Start of Block

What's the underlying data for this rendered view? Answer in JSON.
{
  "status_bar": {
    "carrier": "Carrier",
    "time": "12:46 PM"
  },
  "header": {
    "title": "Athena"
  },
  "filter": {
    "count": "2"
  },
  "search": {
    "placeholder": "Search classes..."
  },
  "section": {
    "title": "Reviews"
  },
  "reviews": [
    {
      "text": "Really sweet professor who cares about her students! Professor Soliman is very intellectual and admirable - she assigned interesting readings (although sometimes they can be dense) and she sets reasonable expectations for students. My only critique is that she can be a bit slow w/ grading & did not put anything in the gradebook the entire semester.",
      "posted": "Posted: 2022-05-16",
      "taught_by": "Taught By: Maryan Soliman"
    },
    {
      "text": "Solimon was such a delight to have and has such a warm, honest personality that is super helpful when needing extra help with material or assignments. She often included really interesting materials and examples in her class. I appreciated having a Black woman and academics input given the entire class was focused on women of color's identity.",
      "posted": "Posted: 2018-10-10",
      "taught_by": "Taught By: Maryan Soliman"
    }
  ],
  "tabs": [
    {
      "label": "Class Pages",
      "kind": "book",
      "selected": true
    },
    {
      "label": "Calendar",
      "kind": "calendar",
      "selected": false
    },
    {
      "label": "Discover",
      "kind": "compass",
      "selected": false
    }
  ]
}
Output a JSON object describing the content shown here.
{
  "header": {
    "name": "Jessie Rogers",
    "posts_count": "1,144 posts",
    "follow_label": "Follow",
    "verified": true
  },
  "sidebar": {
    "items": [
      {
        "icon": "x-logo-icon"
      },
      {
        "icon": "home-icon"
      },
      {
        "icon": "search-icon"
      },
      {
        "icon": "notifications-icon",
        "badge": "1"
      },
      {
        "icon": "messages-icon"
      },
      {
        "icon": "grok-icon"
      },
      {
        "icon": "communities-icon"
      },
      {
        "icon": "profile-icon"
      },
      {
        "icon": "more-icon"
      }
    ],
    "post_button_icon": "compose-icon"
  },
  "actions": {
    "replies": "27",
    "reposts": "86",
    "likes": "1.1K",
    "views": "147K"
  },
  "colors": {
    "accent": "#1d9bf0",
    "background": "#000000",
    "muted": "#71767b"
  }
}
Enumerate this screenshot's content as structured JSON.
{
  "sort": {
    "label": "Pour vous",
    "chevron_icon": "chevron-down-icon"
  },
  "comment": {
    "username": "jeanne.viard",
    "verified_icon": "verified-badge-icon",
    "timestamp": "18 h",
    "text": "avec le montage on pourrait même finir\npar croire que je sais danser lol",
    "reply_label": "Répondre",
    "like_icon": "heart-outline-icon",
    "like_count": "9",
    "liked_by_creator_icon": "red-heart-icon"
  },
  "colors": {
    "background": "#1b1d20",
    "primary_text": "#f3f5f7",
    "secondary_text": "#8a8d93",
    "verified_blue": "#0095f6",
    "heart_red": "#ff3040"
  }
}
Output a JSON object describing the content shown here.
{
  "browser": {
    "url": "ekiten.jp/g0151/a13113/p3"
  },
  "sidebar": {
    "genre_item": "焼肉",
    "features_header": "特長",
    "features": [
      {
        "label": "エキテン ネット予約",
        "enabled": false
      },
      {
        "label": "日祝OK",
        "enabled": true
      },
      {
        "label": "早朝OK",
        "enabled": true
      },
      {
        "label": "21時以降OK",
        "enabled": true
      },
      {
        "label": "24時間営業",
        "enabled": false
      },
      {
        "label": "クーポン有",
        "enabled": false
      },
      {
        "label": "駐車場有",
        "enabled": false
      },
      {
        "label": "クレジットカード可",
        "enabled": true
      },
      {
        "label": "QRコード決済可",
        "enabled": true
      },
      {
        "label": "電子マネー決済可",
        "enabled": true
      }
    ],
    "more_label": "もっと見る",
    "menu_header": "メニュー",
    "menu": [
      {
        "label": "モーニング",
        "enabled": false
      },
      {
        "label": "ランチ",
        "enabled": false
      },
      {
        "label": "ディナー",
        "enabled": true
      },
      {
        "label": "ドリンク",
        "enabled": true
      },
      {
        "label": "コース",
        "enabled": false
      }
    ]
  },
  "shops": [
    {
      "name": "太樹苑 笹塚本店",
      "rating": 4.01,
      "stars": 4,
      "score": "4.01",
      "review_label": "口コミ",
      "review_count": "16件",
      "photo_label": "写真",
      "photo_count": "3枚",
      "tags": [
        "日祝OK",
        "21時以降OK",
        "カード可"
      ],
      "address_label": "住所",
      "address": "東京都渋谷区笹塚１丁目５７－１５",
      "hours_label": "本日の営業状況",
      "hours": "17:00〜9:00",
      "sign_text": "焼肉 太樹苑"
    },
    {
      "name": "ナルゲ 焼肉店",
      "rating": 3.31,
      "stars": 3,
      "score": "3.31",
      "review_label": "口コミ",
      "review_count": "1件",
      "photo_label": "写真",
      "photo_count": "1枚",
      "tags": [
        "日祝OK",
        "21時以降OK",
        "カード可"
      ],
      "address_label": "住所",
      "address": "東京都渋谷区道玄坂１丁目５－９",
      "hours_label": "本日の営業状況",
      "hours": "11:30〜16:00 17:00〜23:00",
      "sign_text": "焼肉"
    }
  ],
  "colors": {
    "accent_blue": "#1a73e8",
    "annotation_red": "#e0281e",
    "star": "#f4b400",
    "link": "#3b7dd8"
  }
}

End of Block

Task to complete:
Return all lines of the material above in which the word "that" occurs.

Answer area:
      "text": "Really sweet professor who cares about her students! Professor Soliman is very intellectual and admirable - she assigned interesting readings (although sometimes they can be dense) and she sets reasonable expectations for students. My only critique is that she can be a bit slow w/ grading & did not put anything in the gradebook the entire semester.",
      "text": "Solimon was such a delight to have and has such a warm, honest personality that is super helpful when needing extra help with material or assignments. She often included really interesting materials and examples in her class. I appreciated having a Black woman and academics input given the entire class was focused on women of color's identity.",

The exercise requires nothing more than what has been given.